Material for this exercise:
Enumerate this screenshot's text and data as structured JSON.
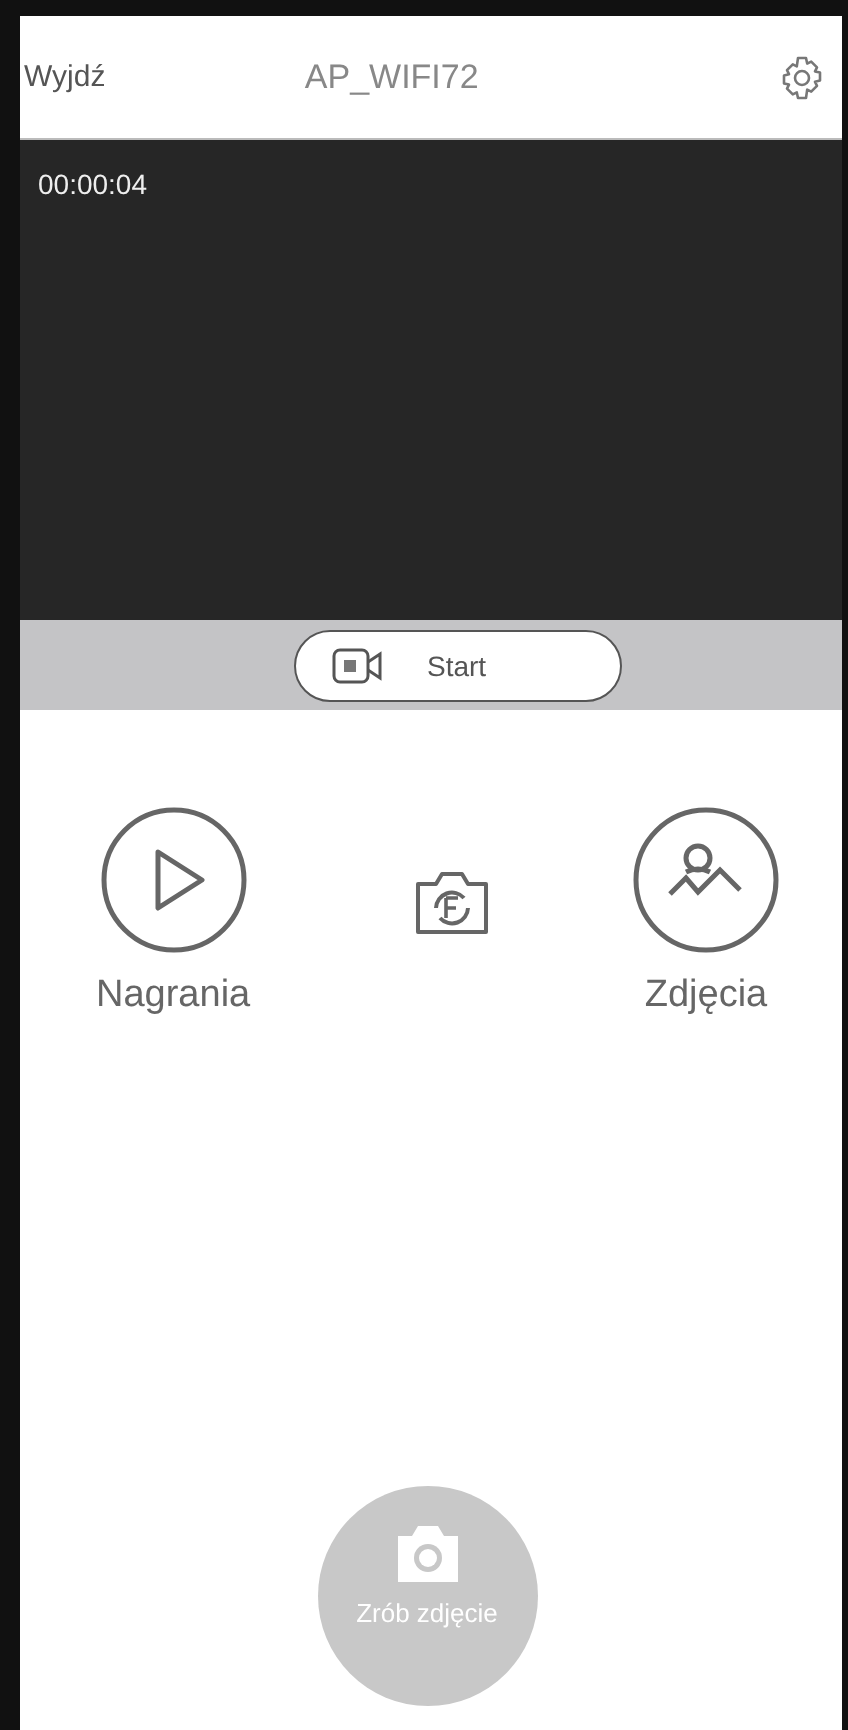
{
  "header": {
    "exit": "Wyjdź",
    "title": "AP_WIFI72"
  },
  "video": {
    "timestamp": "00:00:04"
  },
  "record_button": {
    "label": "Start"
  },
  "actions": [
    {
      "kind": "recordings",
      "label": "Nagrania"
    },
    {
      "kind": "switch"
    },
    {
      "kind": "photos",
      "label": "Zdjęcia"
    }
  ],
  "capture_button": {
    "label": "Zrób zdjęcie"
  }
}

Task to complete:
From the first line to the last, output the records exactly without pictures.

Final answer:
Enumerate this screenshot's text and data as structured JSON.
{
  "header": {
    "exit": "Wyjdź",
    "title": "AP_WIFI72"
  },
  "video": {
    "timestamp": "00:00:04"
  },
  "record_button": {
    "label": "Start"
  },
  "actions": [
    {
      "kind": "recordings",
      "label": "Nagrania"
    },
    {
      "kind": "switch"
    },
    {
      "kind": "photos",
      "label": "Zdjęcia"
    }
  ],
  "capture_button": {
    "label": "Zrób zdjęcie"
  }
}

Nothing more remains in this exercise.